#### Problem description:
Below are some records; write them all out again exactly.

#### Data records:
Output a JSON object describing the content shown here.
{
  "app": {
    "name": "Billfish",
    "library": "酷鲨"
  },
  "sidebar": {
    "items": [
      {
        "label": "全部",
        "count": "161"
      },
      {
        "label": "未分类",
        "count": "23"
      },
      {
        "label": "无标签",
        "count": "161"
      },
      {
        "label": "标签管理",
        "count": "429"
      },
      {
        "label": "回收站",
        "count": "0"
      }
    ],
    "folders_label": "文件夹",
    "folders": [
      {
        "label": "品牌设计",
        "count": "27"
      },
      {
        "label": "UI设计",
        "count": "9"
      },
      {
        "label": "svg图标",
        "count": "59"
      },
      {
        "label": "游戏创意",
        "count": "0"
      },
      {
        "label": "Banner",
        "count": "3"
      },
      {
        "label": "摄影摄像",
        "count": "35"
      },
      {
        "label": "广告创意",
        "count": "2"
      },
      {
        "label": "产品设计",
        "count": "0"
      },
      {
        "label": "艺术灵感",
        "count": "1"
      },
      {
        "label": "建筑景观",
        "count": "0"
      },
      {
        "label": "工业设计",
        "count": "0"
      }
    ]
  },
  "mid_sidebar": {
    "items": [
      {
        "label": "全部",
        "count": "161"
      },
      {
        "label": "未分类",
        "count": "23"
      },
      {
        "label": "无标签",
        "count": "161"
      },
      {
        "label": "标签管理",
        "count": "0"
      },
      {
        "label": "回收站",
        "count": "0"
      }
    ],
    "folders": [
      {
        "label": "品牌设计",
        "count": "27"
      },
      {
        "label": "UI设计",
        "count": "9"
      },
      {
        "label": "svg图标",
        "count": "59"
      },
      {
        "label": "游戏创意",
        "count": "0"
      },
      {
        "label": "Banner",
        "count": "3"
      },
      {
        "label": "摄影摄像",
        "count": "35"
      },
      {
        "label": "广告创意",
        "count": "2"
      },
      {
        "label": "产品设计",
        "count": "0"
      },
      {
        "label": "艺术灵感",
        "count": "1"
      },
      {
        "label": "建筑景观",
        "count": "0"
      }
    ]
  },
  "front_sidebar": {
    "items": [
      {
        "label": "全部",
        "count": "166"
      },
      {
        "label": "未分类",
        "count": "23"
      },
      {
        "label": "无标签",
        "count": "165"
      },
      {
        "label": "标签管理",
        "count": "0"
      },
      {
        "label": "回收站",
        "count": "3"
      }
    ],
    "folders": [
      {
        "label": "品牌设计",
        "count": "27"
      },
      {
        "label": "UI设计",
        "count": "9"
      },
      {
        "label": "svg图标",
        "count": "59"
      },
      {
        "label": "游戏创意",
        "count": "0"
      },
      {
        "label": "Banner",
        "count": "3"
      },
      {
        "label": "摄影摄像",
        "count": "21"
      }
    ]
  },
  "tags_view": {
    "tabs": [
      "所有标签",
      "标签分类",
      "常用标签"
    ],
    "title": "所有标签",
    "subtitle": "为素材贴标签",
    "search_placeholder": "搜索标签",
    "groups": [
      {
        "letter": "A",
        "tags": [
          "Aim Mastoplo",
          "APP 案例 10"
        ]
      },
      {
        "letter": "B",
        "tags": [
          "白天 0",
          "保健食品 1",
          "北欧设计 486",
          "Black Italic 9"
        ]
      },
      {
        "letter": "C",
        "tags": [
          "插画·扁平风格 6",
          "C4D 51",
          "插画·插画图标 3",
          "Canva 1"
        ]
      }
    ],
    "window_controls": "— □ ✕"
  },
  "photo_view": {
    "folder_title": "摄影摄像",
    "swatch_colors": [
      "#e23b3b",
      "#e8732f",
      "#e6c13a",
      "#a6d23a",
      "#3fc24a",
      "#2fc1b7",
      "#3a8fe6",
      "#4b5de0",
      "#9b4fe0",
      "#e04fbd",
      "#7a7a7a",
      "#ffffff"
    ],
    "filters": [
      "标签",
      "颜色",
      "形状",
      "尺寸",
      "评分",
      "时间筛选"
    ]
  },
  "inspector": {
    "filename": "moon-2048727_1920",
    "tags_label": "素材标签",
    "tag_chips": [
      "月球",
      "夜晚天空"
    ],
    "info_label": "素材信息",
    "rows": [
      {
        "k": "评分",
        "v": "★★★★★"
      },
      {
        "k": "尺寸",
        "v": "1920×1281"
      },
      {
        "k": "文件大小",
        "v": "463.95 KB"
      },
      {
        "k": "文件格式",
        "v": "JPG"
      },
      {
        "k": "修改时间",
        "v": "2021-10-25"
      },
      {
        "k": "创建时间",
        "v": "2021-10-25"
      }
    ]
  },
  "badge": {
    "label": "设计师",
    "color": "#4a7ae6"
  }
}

#### Answer to the problem:
Output a JSON object describing the content shown here.
{
  "app": {
    "name": "Billfish",
    "library": "酷鲨"
  },
  "sidebar": {
    "items": [
      {
        "label": "全部",
        "count": "161"
      },
      {
        "label": "未分类",
        "count": "23"
      },
      {
        "label": "无标签",
        "count": "161"
      },
      {
        "label": "标签管理",
        "count": "429"
      },
      {
        "label": "回收站",
        "count": "0"
      }
    ],
    "folders_label": "文件夹",
    "folders": [
      {
        "label": "品牌设计",
        "count": "27"
      },
      {
        "label": "UI设计",
        "count": "9"
      },
      {
        "label": "svg图标",
        "count": "59"
      },
      {
        "label": "游戏创意",
        "count": "0"
      },
      {
        "label": "Banner",
        "count": "3"
      },
      {
        "label": "摄影摄像",
        "count": "35"
      },
      {
        "label": "广告创意",
        "count": "2"
      },
      {
        "label": "产品设计",
        "count": "0"
      },
      {
        "label": "艺术灵感",
        "count": "1"
      },
      {
        "label": "建筑景观",
        "count": "0"
      },
      {
        "label": "工业设计",
        "count": "0"
      }
    ]
  },
  "mid_sidebar": {
    "items": [
      {
        "label": "全部",
        "count": "161"
      },
      {
        "label": "未分类",
        "count": "23"
      },
      {
        "label": "无标签",
        "count": "161"
      },
      {
        "label": "标签管理",
        "count": "0"
      },
      {
        "label": "回收站",
        "count": "0"
      }
    ],
    "folders": [
      {
        "label": "品牌设计",
        "count": "27"
      },
      {
        "label": "UI设计",
        "count": "9"
      },
      {
        "label": "svg图标",
        "count": "59"
      },
      {
        "label": "游戏创意",
        "count": "0"
      },
      {
        "label": "Banner",
        "count": "3"
      },
      {
        "label": "摄影摄像",
        "count": "35"
      },
      {
        "label": "广告创意",
        "count": "2"
      },
      {
        "label": "产品设计",
        "count": "0"
      },
      {
        "label": "艺术灵感",
        "count": "1"
      },
      {
        "label": "建筑景观",
        "count": "0"
      }
    ]
  },
  "front_sidebar": {
    "items": [
      {
        "label": "全部",
        "count": "166"
      },
      {
        "label": "未分类",
        "count": "23"
      },
      {
        "label": "无标签",
        "count": "165"
      },
      {
        "label": "标签管理",
        "count": "0"
      },
      {
        "label": "回收站",
        "count": "3"
      }
    ],
    "folders": [
      {
        "label": "品牌设计",
        "count": "27"
      },
      {
        "label": "UI设计",
        "count": "9"
      },
      {
        "label": "svg图标",
        "count": "59"
      },
      {
        "label": "游戏创意",
        "count": "0"
      },
      {
        "label": "Banner",
        "count": "3"
      },
      {
        "label": "摄影摄像",
        "count": "21"
      }
    ]
  },
  "tags_view": {
    "tabs": [
      "所有标签",
      "标签分类",
      "常用标签"
    ],
    "title": "所有标签",
    "subtitle": "为素材贴标签",
    "search_placeholder": "搜索标签",
    "groups": [
      {
        "letter": "A",
        "tags": [
          "Aim Mastoplo",
          "APP 案例 10"
        ]
      },
      {
        "letter": "B",
        "tags": [
          "白天 0",
          "保健食品 1",
          "北欧设计 486",
          "Black Italic 9"
        ]
      },
      {
        "letter": "C",
        "tags": [
          "插画·扁平风格 6",
          "C4D 51",
          "插画·插画图标 3",
          "Canva 1"
        ]
      }
    ],
    "window_controls": "— □ ✕"
  },
  "photo_view": {
    "folder_title": "摄影摄像",
    "swatch_colors": [
      "#e23b3b",
      "#e8732f",
      "#e6c13a",
      "#a6d23a",
      "#3fc24a",
      "#2fc1b7",
      "#3a8fe6",
      "#4b5de0",
      "#9b4fe0",
      "#e04fbd",
      "#7a7a7a",
      "#ffffff"
    ],
    "filters": [
      "标签",
      "颜色",
      "形状",
      "尺寸",
      "评分",
      "时间筛选"
    ]
  },
  "inspector": {
    "filename": "moon-2048727_1920",
    "tags_label": "素材标签",
    "tag_chips": [
      "月球",
      "夜晚天空"
    ],
    "info_label": "素材信息",
    "rows": [
      {
        "k": "评分",
        "v": "★★★★★"
      },
      {
        "k": "尺寸",
        "v": "1920×1281"
      },
      {
        "k": "文件大小",
        "v": "463.95 KB"
      },
      {
        "k": "文件格式",
        "v": "JPG"
      },
      {
        "k": "修改时间",
        "v": "2021-10-25"
      },
      {
        "k": "创建时间",
        "v": "2021-10-25"
      }
    ]
  },
  "badge": {
    "label": "设计师",
    "color": "#4a7ae6"
  }
}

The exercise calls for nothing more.